Legal Issues Primer for FOSS

Those among you who read EULA’s when installing software, raise you hands (yes, I can see you when you do this). Now those of you only make it through ‘EU’ before clicking Next to get on with things, hands up.

This post is for both groups. But it’s especially for the Next-ers.

The Software Freedom Law Center has a great paper called A Legal Issues Primer for Open Source and Free Software Projects (also available as a PDF). If you are a software user, this is a great read and gives you a better understanding of why software licenses are so important. If you are a software developer, particularly if you are a developer working in the FOSS world, I would label this a must read.

From the publication:

Our intended audience for this Primer is any person interested in a basic understanding of the legal issues that impact FOSS development and distribution. In particular, this Primer, like most of our other public work at SFLC, is addressed to two constituencies. First, we provide creative, productive hackers insight on how to interact with the legal system—insofar as it affects the projects they work on—with a minimum of cost, fuss and risk. Second, we present a starting point for lawyers and risk managers for thinking about the particular, at times counter-intuitive, logic of software freedom.

The document itself contains no headache-inducing legalese and is very approachable and readable. It goes over the idea of copyleft, different FOSS licenses, organizational structure, and patents and trademarks, all in a very easy to understand way. It’s the best document I’ve read of its kind. While it’s targeted at FOSS, it has a lot of information users and developers of proprietary software can use as well.
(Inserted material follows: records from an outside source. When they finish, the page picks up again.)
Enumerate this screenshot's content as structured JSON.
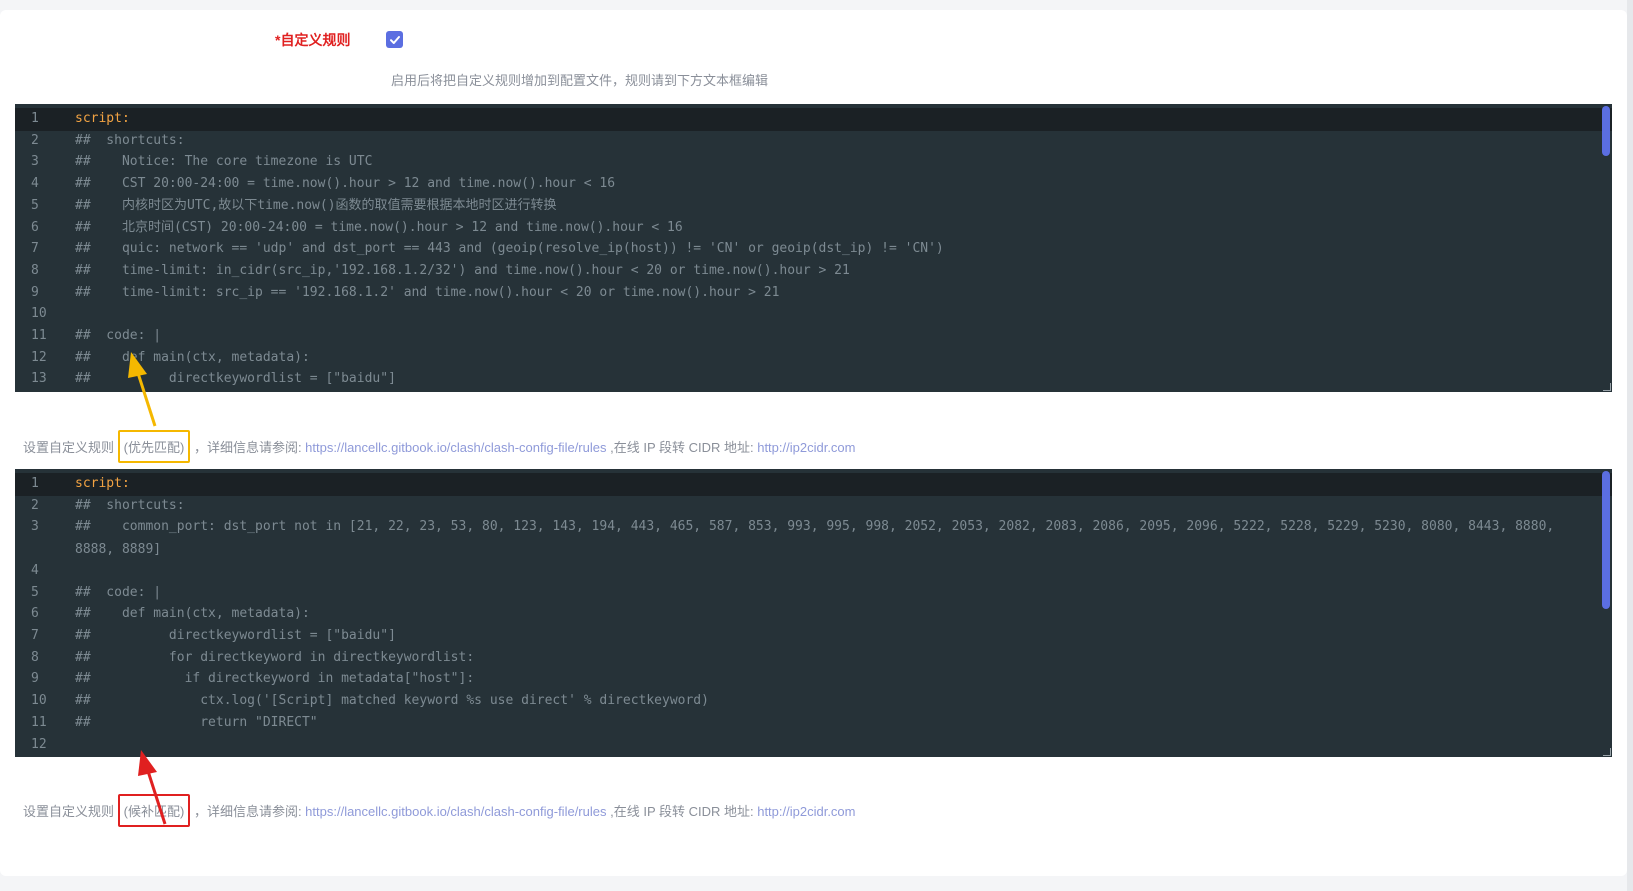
{
  "form": {
    "label": "*自定义规则",
    "checkbox_checked": true,
    "hint": "启用后将把自定义规则增加到配置文件，规则请到下方文本框编辑"
  },
  "editor1": {
    "lines": [
      {
        "n": "1",
        "text": "script:"
      },
      {
        "n": "2",
        "text": "##  shortcuts:"
      },
      {
        "n": "3",
        "text": "##    Notice: The core timezone is UTC"
      },
      {
        "n": "4",
        "text": "##    CST 20:00-24:00 = time.now().hour > 12 and time.now().hour < 16"
      },
      {
        "n": "5",
        "text": "##    内核时区为UTC,故以下time.now()函数的取值需要根据本地时区进行转换"
      },
      {
        "n": "6",
        "text": "##    北京时间(CST) 20:00-24:00 = time.now().hour > 12 and time.now().hour < 16"
      },
      {
        "n": "7",
        "text": "##    quic: network == 'udp' and dst_port == 443 and (geoip(resolve_ip(host)) != 'CN' or geoip(dst_ip) != 'CN')"
      },
      {
        "n": "8",
        "text": "##    time-limit: in_cidr(src_ip,'192.168.1.2/32') and time.now().hour < 20 or time.now().hour > 21"
      },
      {
        "n": "9",
        "text": "##    time-limit: src_ip == '192.168.1.2' and time.now().hour < 20 or time.now().hour > 21"
      },
      {
        "n": "10",
        "text": ""
      },
      {
        "n": "11",
        "text": "##  code: |"
      },
      {
        "n": "12",
        "text": "##    def main(ctx, metadata):"
      },
      {
        "n": "13",
        "text": "##          directkeywordlist = [\"baidu\"]"
      }
    ]
  },
  "desc1": {
    "prefix": "设置自定义规则",
    "tag": "(优先匹配)",
    "mid": "，详细信息请参阅: ",
    "link1": "https://lancellc.gitbook.io/clash/clash-config-file/rules",
    "mid2": " ,在线 IP 段转 CIDR 地址: ",
    "link2": "http://ip2cidr.com"
  },
  "editor2": {
    "lines": [
      {
        "n": "1",
        "text": "script:"
      },
      {
        "n": "2",
        "text": "##  shortcuts:"
      },
      {
        "n": "3",
        "text": "##    common_port: dst_port not in [21, 22, 23, 53, 80, 123, 143, 194, 443, 465, 587, 853, 993, 995, 998, 2052, 2053, 2082, 2083, 2086, 2095, 2096, 5222, 5228, 5229, 5230, 8080, 8443, 8880, 8888, 8889]"
      },
      {
        "n": "4",
        "text": ""
      },
      {
        "n": "5",
        "text": "##  code: |"
      },
      {
        "n": "6",
        "text": "##    def main(ctx, metadata):"
      },
      {
        "n": "7",
        "text": "##          directkeywordlist = [\"baidu\"]"
      },
      {
        "n": "8",
        "text": "##          for directkeyword in directkeywordlist:"
      },
      {
        "n": "9",
        "text": "##            if directkeyword in metadata[\"host\"]:"
      },
      {
        "n": "10",
        "text": "##              ctx.log('[Script] matched keyword %s use direct' % directkeyword)"
      },
      {
        "n": "11",
        "text": "##              return \"DIRECT\""
      },
      {
        "n": "12",
        "text": ""
      }
    ]
  },
  "desc2": {
    "prefix": "设置自定义规则",
    "tag": "(候补匹配)",
    "mid": "，详细信息请参阅: ",
    "link1": "https://lancellc.gitbook.io/clash/clash-config-file/rules",
    "mid2": " ,在线 IP 段转 CIDR 地址: ",
    "link2": "http://ip2cidr.com"
  },
  "colors": {
    "accent": "#5b6ee1",
    "required": "#e02020",
    "highlight_yellow": "#f5b800",
    "highlight_red": "#e02020",
    "editor_bg": "#263238",
    "keyword": "#f2a343"
  }
}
Why did I say this is mostly targets to the Next-ers? Your software license agreement is important. Very important. You are basically signing a legal contract, like a car or house loan, that governs your rights and responsibilities as a user of the software. Whether your software was free or cost 6 figures, you need to know what you are agreeing to. Have you ever installed some software, only to find annoying advertising popping up everywhere? Did your operating system stop working and make a defacto accusation of software piracy because you decided to put in a new video card? Is your firewall constantly alerting you to software trying to phone home with information from your computer? Did you buy a proprietary GIS data set, only to later find out you can’t use it on the web the way you wanted to? The odds are you agreed to these things in a EULA somewhere along the way.

I was a Next-er for a long time. I can relate to what a pain reading a EULA can be. Do it anyway. If speeding through license agreements hasn’t bitten you yet, it will eventually. And I guarantee once you start looking over your license agreements more closely, you’ll have a greater appreciation for the rights granted to you with FOSS.

Note: If you still have your hand up, you can put it down now.